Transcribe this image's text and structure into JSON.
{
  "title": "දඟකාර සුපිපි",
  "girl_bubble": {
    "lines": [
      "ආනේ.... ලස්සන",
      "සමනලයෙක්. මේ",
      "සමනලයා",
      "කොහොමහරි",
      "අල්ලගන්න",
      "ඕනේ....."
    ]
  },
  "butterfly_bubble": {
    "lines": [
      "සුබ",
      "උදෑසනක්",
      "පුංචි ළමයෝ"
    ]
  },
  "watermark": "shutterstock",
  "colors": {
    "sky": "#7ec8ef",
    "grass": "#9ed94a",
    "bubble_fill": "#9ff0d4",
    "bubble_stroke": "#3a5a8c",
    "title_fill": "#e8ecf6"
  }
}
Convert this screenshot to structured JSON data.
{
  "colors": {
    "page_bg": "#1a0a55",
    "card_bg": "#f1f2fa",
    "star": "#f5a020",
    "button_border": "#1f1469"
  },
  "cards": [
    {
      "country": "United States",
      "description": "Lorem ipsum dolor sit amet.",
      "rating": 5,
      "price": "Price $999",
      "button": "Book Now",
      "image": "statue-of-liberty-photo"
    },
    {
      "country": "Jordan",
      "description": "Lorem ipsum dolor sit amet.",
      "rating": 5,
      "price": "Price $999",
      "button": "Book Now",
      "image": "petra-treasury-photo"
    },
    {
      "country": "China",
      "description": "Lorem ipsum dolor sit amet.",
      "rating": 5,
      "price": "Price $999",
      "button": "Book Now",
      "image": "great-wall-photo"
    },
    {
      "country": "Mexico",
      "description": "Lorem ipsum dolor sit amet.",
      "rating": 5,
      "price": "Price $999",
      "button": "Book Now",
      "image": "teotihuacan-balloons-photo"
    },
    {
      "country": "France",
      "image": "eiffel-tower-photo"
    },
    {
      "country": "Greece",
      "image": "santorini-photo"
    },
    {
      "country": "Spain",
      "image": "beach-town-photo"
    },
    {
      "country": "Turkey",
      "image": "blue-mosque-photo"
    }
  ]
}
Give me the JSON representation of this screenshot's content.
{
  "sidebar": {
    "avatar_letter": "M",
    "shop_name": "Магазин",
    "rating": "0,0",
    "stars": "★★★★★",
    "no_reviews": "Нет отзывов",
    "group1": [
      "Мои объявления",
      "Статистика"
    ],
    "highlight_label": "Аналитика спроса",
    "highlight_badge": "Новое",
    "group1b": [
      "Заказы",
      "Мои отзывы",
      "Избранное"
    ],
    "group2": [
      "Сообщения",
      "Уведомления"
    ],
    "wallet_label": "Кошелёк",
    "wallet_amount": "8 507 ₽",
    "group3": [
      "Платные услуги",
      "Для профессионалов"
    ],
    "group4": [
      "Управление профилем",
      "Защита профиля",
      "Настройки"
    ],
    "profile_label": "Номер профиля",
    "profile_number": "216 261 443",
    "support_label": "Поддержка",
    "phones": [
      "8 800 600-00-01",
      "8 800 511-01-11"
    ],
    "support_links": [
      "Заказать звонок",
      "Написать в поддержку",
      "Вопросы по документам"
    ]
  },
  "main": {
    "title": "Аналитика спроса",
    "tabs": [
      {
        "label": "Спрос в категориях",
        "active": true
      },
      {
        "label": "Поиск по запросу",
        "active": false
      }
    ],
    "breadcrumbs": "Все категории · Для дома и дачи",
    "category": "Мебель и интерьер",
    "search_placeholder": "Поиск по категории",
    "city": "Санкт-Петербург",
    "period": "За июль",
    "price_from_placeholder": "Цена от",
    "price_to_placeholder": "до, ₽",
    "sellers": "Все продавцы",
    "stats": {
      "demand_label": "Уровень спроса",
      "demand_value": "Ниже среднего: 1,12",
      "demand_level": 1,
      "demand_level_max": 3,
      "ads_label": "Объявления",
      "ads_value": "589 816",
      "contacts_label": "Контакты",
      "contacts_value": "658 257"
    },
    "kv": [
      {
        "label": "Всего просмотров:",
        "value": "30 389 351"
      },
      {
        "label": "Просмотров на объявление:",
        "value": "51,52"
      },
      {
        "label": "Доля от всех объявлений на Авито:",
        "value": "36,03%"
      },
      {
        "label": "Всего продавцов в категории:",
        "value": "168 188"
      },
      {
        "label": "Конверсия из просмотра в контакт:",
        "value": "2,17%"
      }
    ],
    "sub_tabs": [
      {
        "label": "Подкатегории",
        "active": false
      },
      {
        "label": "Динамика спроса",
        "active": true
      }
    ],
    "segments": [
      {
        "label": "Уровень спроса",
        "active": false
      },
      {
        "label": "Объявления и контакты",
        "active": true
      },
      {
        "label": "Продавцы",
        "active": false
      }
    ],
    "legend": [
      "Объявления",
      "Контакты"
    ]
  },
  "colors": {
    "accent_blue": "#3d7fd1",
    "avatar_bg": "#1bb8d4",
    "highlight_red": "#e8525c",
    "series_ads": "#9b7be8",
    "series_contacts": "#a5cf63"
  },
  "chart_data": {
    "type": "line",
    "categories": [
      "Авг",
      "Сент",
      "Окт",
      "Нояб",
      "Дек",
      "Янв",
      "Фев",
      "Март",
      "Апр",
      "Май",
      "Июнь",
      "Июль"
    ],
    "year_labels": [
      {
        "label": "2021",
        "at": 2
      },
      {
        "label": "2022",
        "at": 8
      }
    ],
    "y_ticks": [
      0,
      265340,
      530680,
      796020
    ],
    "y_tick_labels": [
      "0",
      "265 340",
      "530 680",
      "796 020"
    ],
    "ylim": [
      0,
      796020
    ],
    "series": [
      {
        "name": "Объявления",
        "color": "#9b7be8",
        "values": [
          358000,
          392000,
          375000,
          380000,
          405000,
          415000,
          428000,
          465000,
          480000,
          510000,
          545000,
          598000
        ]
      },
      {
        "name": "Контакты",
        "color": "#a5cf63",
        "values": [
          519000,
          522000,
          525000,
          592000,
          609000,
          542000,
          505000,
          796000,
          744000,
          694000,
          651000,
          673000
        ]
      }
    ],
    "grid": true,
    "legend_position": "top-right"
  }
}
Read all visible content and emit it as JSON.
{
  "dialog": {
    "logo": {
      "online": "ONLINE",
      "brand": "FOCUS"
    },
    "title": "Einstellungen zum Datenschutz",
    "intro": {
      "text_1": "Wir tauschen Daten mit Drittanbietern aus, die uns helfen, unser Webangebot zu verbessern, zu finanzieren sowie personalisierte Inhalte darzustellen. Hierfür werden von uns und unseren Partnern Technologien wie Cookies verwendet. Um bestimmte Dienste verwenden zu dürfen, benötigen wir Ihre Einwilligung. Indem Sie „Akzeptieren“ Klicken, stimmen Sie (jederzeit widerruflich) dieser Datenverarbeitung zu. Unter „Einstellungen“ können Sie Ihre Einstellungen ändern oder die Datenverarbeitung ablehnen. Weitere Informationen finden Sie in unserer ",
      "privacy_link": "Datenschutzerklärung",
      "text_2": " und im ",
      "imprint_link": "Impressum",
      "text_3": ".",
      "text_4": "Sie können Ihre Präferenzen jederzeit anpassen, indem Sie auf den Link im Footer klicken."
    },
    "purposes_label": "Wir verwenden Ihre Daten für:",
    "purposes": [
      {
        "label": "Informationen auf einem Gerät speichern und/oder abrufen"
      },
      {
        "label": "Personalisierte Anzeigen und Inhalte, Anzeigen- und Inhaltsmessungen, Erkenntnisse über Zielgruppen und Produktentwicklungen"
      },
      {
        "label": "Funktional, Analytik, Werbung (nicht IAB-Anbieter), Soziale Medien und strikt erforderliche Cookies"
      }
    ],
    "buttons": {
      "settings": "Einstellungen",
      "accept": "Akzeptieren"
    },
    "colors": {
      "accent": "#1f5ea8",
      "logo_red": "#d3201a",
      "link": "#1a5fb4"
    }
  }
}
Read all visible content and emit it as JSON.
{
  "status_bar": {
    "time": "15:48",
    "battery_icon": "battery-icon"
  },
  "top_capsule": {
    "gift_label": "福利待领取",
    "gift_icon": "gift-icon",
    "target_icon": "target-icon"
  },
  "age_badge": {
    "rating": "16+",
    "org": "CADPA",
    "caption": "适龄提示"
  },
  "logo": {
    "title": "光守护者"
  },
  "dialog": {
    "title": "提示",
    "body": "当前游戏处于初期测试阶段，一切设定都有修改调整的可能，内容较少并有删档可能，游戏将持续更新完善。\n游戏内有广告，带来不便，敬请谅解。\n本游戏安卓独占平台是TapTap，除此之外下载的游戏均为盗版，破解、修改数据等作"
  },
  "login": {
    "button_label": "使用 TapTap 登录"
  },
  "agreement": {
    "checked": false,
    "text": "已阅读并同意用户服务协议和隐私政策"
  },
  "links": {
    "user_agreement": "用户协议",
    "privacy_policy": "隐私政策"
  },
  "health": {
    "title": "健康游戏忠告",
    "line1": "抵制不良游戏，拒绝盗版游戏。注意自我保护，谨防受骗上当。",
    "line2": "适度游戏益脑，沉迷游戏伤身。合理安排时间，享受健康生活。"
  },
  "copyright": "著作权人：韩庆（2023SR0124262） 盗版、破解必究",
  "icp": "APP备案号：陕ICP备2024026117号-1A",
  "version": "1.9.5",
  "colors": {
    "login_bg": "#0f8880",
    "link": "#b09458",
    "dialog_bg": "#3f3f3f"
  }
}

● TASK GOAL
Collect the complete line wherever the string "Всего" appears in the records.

● RESPONSE TO THIS EXERCISE
        "label": "Всего просмотров:",
        "label": "Всего продавцов в категории:",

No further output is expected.